EXERCISE: Find the string "handle" in the records. Copy every line it appears in.

[Element data from apps and pages]
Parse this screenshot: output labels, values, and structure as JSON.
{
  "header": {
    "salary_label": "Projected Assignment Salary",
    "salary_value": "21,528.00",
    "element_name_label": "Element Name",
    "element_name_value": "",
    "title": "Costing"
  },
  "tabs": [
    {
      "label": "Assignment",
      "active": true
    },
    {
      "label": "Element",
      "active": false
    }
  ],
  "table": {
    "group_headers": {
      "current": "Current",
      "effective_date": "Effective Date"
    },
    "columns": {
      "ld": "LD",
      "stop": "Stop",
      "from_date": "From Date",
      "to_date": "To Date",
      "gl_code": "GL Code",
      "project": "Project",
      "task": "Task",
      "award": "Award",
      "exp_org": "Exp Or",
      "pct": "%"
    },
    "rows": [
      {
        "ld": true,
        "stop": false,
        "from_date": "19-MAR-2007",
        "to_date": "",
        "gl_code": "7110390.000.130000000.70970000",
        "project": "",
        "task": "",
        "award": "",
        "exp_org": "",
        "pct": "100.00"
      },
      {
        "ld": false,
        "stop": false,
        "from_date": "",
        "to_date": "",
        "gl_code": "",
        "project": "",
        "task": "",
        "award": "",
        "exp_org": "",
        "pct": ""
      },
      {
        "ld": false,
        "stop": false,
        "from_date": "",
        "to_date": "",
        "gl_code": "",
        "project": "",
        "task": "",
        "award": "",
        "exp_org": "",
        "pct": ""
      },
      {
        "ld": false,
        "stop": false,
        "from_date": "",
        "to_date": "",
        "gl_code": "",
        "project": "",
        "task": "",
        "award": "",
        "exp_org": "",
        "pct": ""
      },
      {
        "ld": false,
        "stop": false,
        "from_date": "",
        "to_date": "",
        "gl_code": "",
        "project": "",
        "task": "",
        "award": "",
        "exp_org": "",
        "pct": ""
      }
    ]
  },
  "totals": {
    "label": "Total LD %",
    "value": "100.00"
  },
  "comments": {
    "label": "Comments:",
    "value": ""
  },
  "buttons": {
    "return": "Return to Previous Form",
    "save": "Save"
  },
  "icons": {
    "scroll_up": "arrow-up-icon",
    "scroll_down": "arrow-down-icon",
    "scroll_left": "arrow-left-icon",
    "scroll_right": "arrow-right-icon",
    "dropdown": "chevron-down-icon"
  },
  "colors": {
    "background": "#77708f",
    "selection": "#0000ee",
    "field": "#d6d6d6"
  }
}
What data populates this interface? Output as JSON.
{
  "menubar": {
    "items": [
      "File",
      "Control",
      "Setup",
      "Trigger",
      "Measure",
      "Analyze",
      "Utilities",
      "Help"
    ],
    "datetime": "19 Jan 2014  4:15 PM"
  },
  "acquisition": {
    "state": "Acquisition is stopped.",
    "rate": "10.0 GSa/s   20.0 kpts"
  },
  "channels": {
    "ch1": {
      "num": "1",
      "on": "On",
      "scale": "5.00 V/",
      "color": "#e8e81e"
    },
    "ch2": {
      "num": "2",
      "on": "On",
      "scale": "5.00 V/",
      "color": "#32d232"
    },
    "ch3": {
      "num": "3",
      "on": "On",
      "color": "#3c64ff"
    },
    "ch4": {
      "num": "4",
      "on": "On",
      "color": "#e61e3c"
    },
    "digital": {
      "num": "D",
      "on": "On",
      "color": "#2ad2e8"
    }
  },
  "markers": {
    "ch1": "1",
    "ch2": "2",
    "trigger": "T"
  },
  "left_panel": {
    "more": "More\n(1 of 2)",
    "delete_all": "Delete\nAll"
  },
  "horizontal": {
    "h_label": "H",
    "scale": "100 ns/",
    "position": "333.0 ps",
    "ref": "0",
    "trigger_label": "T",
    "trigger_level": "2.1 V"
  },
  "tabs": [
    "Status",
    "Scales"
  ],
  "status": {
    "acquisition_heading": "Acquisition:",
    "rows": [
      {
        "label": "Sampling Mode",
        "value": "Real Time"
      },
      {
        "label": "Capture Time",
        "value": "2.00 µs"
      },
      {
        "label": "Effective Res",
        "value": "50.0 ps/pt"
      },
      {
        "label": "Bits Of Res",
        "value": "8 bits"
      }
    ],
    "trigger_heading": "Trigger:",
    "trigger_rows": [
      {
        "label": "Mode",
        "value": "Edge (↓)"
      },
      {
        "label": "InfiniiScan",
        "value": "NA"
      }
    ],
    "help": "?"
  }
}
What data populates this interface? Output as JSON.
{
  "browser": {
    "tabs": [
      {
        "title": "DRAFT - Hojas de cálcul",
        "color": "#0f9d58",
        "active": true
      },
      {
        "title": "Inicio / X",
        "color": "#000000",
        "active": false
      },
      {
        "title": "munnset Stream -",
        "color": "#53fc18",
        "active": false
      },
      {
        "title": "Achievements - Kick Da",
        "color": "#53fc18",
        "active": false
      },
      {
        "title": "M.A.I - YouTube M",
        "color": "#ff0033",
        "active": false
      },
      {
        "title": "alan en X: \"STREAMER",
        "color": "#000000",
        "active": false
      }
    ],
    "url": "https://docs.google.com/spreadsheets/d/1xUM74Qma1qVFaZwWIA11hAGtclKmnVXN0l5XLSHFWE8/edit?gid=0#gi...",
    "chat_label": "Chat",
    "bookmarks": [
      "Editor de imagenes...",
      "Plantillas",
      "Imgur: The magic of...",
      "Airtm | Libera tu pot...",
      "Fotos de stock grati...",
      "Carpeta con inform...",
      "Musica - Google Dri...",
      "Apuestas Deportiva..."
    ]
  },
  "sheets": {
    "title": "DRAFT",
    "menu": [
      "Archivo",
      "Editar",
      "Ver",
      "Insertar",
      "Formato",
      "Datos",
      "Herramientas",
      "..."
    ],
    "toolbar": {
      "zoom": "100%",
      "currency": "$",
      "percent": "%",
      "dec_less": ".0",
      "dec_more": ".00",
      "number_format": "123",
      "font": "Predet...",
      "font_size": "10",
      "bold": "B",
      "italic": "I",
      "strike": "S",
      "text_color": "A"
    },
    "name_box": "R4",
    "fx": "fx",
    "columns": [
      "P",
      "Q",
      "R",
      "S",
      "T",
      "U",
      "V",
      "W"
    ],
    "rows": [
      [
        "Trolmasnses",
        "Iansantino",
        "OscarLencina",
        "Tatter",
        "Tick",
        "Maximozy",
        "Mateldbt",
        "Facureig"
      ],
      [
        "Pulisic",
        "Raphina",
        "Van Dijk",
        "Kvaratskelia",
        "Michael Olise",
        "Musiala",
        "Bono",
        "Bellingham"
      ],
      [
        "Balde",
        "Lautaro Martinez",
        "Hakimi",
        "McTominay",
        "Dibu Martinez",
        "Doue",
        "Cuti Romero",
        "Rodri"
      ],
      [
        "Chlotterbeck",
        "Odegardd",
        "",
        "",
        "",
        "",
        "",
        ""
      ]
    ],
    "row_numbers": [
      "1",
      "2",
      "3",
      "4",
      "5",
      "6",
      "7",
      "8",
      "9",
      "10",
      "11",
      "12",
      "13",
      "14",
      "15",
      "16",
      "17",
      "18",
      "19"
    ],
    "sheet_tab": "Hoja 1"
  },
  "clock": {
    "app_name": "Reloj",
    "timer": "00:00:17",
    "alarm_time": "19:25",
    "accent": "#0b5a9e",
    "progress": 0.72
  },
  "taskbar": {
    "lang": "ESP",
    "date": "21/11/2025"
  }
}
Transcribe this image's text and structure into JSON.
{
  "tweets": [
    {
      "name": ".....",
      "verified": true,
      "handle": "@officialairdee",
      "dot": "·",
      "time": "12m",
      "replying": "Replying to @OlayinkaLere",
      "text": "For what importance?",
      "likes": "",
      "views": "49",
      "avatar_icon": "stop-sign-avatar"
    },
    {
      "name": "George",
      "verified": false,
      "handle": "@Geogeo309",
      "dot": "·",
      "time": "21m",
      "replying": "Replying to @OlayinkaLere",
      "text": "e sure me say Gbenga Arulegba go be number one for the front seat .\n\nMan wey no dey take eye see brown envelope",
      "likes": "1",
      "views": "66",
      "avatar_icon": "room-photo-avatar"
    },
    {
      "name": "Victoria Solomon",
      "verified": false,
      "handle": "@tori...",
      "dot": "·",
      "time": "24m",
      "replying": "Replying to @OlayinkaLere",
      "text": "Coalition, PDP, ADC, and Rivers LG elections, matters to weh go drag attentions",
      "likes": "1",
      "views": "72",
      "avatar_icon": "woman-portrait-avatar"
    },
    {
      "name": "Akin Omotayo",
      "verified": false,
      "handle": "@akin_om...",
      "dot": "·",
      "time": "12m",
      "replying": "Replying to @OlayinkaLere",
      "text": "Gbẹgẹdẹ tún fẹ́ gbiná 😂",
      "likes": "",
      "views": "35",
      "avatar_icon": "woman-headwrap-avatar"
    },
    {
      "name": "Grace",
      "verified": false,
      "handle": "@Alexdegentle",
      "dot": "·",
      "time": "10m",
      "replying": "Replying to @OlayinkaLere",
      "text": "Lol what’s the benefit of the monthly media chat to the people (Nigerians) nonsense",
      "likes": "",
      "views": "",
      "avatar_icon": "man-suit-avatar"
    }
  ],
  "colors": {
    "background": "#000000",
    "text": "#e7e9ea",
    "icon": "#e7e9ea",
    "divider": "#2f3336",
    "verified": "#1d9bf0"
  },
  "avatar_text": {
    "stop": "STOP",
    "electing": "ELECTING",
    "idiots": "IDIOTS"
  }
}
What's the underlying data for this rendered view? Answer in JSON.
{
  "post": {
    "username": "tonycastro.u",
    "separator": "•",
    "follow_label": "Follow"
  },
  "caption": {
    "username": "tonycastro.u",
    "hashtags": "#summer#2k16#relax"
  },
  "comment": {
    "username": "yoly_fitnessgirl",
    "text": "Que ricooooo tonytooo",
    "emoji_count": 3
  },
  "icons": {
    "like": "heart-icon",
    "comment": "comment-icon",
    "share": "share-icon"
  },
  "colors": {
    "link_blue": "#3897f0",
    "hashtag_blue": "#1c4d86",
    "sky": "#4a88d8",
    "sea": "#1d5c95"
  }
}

WRITTEN RESPONSE:
      "handle": "@officialairdee",
      "handle": "@Geogeo309",
      "handle": "@tori...",
      "handle": "@akin_om...",
      "handle": "@Alexdegentle",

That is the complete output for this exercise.